# Task requirements
Taking the material as a whole, state how many of its lines contain "path". Write the number and nothing more.

--- Material for the task Enclosed Below ---

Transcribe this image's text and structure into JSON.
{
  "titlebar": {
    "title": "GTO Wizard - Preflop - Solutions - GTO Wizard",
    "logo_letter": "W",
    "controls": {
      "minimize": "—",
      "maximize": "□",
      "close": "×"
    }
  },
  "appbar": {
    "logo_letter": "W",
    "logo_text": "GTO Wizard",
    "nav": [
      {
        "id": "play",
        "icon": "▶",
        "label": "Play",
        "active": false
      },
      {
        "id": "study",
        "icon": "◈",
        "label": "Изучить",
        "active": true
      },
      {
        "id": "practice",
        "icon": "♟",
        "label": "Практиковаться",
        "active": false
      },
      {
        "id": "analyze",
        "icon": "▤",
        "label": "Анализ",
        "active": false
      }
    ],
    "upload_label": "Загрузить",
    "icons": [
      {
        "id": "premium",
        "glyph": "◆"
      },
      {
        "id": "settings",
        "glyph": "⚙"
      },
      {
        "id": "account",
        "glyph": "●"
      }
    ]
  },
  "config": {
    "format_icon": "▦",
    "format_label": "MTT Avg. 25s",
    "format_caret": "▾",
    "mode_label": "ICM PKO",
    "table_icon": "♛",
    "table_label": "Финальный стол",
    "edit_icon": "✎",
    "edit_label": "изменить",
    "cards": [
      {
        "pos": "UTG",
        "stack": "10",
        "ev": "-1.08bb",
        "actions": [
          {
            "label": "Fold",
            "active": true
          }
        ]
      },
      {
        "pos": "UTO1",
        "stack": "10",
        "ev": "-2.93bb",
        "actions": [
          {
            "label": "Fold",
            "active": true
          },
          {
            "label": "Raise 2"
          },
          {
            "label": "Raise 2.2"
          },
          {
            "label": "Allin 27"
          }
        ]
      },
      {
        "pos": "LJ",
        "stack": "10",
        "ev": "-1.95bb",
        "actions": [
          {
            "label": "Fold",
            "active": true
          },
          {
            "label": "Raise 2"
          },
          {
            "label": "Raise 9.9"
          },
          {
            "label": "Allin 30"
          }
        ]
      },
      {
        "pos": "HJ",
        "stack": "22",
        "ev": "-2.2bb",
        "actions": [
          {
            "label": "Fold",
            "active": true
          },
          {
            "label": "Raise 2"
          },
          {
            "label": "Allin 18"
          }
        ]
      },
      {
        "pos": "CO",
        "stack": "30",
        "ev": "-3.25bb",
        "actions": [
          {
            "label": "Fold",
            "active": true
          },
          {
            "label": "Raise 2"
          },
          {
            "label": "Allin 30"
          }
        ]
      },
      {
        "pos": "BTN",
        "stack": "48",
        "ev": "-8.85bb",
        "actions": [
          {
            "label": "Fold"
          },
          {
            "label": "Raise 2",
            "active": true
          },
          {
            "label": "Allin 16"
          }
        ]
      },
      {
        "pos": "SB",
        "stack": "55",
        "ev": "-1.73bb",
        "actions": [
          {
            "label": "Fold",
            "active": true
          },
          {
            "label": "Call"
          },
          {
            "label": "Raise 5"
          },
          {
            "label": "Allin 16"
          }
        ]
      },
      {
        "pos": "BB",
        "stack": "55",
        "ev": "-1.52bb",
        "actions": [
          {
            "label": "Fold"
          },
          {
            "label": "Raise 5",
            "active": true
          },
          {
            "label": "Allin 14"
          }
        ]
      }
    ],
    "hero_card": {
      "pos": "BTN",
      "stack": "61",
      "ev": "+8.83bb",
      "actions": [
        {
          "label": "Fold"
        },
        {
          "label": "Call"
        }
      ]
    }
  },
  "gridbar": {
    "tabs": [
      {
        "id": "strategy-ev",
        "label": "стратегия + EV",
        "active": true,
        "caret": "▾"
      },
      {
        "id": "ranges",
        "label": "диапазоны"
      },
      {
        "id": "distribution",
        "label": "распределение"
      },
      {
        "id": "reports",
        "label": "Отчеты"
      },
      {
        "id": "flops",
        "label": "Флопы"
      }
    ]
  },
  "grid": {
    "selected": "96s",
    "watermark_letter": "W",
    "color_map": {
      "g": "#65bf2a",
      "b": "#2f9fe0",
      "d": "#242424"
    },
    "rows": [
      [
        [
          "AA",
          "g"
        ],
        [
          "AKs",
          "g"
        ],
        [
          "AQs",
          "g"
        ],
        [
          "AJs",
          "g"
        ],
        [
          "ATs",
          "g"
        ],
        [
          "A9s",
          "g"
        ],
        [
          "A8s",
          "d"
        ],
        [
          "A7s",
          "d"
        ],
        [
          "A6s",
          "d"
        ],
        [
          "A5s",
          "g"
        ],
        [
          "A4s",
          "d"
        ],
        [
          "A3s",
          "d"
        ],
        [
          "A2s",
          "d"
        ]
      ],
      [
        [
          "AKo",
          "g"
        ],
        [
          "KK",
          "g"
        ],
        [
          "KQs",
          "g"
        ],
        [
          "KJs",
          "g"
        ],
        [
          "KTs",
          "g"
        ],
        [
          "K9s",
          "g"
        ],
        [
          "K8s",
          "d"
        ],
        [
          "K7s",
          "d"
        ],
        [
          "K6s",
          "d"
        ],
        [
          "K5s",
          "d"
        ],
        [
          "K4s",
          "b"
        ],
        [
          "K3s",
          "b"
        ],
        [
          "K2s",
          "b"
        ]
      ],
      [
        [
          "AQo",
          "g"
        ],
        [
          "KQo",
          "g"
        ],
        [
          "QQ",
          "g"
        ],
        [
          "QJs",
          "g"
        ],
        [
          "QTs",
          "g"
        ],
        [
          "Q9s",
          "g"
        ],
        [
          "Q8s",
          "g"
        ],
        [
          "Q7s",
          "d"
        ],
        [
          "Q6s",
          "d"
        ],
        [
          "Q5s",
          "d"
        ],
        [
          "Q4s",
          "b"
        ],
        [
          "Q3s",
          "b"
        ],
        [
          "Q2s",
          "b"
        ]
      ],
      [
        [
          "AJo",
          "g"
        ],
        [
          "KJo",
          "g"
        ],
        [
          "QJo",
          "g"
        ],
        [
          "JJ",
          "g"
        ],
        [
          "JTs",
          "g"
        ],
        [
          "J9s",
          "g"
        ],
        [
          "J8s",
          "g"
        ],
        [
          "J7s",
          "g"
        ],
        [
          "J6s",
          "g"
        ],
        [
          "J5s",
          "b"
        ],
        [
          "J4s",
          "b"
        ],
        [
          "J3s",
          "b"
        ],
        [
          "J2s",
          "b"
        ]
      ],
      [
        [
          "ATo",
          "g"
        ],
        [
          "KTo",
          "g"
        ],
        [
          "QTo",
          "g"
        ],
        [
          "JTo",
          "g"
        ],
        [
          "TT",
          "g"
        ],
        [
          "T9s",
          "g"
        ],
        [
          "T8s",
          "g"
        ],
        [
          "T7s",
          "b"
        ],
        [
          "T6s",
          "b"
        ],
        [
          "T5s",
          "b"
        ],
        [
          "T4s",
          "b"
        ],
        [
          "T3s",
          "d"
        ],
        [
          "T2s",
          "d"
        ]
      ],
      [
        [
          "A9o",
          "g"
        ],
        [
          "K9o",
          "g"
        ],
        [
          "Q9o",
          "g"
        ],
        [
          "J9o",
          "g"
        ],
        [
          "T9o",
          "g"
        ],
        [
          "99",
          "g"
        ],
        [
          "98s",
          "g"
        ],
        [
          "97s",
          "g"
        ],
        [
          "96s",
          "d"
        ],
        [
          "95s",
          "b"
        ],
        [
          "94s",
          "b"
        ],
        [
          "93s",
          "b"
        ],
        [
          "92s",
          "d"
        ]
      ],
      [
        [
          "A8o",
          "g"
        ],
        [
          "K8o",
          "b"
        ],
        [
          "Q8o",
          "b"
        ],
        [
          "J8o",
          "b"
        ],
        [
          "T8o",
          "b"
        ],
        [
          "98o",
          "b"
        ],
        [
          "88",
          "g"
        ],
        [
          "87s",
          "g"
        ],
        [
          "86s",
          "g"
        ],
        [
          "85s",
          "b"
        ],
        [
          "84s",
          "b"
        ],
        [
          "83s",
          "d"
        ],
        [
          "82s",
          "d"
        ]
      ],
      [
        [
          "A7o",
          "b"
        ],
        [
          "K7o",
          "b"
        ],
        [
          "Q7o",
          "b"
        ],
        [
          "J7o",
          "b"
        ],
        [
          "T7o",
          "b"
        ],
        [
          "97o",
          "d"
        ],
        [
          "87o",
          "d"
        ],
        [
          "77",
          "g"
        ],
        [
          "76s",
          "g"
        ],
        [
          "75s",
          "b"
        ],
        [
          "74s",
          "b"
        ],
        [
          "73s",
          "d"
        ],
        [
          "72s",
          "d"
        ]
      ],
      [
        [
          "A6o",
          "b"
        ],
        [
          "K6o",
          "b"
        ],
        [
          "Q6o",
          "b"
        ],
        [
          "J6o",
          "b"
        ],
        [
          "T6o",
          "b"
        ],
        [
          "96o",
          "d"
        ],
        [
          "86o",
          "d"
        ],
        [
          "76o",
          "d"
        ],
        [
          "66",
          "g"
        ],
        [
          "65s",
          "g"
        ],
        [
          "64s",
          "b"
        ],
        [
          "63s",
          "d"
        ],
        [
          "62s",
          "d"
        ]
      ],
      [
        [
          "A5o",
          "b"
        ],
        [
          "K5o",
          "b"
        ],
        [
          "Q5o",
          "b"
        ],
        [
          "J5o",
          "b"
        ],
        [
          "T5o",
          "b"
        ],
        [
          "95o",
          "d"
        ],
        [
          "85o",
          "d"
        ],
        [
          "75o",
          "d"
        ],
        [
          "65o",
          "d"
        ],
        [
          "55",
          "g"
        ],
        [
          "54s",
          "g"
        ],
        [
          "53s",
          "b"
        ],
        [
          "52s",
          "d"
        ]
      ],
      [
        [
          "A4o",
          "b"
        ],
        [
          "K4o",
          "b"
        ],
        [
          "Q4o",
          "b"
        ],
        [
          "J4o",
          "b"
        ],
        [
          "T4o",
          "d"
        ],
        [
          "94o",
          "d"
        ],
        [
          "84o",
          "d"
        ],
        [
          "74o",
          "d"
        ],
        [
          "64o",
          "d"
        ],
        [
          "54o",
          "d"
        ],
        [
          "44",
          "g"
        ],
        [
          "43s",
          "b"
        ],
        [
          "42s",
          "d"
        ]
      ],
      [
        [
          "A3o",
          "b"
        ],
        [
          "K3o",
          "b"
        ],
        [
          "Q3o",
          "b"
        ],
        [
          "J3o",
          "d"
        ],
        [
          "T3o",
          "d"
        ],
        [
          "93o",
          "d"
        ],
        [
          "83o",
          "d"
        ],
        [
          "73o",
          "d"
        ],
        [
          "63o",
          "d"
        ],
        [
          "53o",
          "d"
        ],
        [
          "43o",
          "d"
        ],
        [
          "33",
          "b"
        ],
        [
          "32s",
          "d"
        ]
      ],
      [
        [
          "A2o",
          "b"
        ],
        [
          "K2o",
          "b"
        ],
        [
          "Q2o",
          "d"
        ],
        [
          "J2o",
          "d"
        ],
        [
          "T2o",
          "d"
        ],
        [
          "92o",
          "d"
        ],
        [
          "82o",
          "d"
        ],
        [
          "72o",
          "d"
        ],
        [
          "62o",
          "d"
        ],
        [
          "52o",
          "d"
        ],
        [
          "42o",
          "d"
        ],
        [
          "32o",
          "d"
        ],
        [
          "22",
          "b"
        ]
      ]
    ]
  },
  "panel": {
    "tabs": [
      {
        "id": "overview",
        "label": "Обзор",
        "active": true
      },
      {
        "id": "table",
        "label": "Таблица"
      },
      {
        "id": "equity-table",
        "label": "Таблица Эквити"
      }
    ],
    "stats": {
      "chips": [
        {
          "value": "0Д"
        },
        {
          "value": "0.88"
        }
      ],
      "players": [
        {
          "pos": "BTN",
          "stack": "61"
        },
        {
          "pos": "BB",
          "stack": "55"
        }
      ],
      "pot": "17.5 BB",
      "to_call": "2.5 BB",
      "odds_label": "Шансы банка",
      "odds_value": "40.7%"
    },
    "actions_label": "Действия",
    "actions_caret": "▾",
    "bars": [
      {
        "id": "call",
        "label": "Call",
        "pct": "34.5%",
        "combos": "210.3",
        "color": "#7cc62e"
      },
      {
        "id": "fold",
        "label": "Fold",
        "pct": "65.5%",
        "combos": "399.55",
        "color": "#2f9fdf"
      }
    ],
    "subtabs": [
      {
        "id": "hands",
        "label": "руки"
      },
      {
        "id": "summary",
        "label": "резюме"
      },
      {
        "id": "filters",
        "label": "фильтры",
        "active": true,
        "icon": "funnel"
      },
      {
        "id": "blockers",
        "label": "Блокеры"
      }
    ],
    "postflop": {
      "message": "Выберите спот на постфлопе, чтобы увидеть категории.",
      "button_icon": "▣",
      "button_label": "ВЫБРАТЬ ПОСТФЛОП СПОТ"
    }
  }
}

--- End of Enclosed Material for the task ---
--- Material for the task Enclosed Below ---

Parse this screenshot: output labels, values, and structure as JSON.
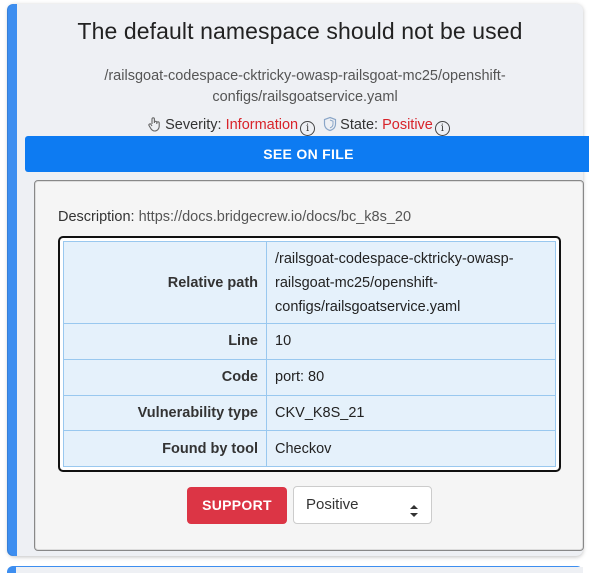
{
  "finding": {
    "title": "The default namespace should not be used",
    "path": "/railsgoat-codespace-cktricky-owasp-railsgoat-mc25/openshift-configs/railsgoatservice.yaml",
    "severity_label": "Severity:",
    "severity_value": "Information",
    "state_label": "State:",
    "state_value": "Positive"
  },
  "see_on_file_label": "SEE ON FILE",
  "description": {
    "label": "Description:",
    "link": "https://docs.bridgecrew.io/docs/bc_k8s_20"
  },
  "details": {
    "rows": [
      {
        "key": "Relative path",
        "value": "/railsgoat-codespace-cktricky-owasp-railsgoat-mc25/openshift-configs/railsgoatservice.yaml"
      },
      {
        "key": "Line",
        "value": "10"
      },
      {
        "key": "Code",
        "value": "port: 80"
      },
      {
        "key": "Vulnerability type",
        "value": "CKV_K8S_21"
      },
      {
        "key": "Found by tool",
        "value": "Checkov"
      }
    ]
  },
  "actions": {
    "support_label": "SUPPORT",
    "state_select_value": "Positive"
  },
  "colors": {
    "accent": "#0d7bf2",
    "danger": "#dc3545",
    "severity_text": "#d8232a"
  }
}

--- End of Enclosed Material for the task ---
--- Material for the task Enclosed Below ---

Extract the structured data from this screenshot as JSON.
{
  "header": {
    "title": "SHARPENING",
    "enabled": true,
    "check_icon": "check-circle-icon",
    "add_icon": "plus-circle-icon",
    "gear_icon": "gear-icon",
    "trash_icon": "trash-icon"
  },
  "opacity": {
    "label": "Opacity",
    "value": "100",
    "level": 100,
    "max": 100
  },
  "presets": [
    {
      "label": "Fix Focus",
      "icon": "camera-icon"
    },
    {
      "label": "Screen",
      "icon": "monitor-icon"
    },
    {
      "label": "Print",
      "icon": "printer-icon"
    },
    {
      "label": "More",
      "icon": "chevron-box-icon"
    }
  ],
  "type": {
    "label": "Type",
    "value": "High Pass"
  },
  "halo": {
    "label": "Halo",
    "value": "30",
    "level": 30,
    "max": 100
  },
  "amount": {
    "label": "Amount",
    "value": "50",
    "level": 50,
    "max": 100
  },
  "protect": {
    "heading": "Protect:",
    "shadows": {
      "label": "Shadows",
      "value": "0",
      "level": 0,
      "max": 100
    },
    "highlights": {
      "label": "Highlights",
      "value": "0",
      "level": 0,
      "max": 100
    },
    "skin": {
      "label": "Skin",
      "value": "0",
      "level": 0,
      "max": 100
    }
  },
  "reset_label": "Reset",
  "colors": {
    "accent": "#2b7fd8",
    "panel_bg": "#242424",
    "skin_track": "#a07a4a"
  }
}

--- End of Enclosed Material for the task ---

# Task response
2